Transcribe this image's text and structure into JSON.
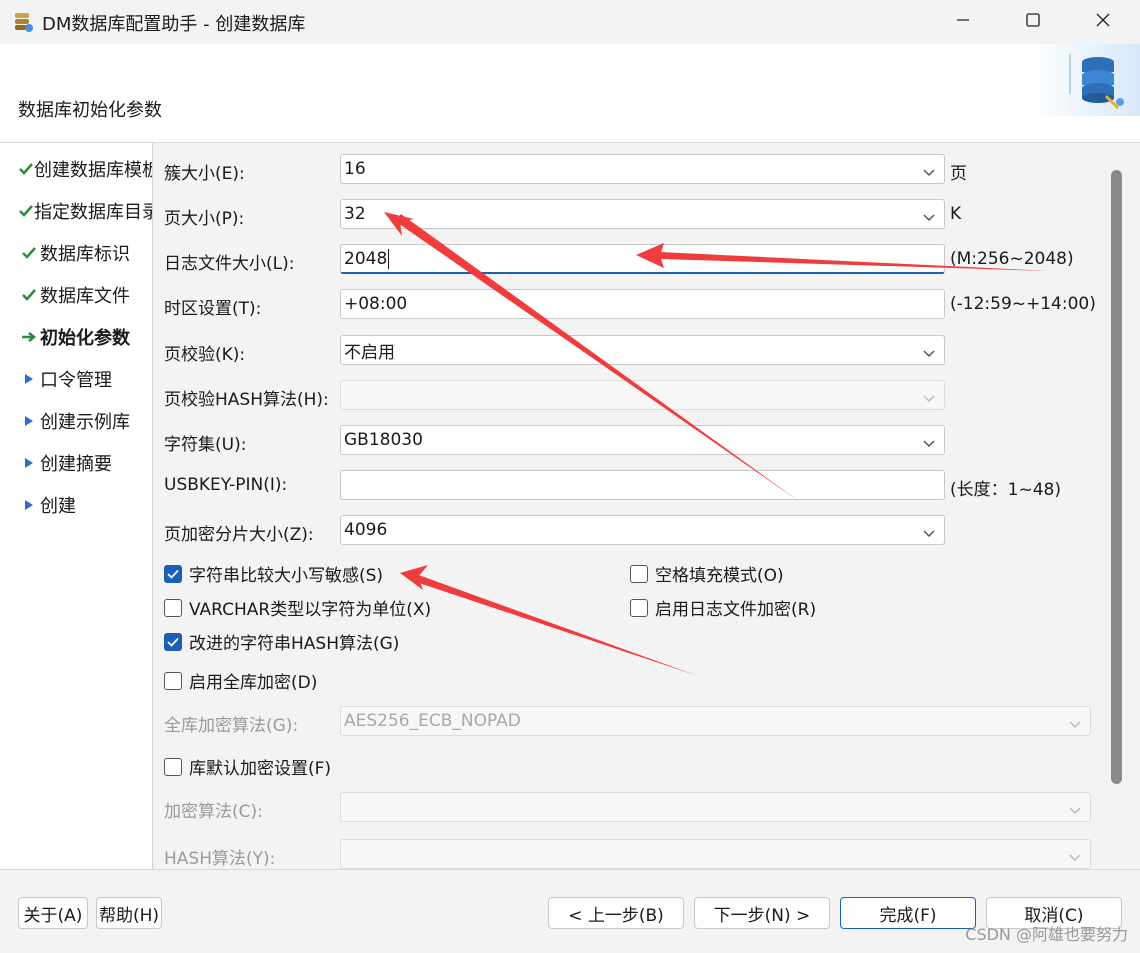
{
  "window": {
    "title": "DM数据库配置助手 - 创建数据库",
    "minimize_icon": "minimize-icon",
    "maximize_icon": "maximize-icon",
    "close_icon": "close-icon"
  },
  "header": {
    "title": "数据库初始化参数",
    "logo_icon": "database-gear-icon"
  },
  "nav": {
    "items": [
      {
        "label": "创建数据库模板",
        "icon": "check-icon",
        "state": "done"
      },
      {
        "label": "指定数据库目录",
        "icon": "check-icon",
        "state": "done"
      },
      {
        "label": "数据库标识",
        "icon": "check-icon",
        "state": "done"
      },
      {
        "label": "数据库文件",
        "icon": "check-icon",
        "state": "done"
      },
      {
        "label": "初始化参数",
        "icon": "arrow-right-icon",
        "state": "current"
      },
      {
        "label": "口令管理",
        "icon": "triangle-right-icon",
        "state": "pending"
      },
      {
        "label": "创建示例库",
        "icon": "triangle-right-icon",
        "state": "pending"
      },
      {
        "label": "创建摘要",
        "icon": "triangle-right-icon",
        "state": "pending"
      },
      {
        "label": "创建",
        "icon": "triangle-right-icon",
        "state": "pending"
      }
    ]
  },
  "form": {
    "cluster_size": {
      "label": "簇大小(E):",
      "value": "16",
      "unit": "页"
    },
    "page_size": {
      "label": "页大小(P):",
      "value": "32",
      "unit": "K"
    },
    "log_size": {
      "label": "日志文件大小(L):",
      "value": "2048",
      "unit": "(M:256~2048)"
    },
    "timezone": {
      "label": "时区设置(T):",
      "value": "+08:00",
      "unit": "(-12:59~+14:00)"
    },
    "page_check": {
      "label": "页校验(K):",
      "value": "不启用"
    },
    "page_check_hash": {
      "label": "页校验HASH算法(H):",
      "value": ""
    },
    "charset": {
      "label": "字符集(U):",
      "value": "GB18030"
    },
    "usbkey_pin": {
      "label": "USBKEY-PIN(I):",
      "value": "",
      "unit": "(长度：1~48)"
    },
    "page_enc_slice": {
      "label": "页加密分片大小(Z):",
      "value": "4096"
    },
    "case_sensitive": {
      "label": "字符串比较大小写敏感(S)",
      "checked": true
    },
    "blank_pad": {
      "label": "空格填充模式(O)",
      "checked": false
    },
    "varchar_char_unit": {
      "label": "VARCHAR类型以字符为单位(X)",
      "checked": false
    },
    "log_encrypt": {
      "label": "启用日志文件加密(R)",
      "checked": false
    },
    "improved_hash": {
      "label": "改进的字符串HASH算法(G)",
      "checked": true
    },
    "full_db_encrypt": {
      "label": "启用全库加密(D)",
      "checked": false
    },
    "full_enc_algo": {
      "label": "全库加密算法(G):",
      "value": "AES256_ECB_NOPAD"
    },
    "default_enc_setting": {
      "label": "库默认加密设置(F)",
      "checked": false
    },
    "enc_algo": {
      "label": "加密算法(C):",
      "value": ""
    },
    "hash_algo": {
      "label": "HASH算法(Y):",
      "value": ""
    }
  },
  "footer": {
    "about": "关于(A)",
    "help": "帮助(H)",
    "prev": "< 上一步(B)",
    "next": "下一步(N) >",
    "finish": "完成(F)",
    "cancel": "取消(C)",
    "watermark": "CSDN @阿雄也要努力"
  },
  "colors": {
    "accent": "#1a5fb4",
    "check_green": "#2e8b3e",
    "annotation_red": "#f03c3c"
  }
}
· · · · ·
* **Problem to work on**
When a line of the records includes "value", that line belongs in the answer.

* **Exercise answer**
      "value": "16",
      "value": "32",
      "value": "2048",
      "value": "+08:00",
      "value": "不启用"
      "value": ""
      "value": "GB18030"
      "value": "",
      "value": "4096"
      "value": "AES256_ECB_NOPAD"
      "value": ""
      "value": ""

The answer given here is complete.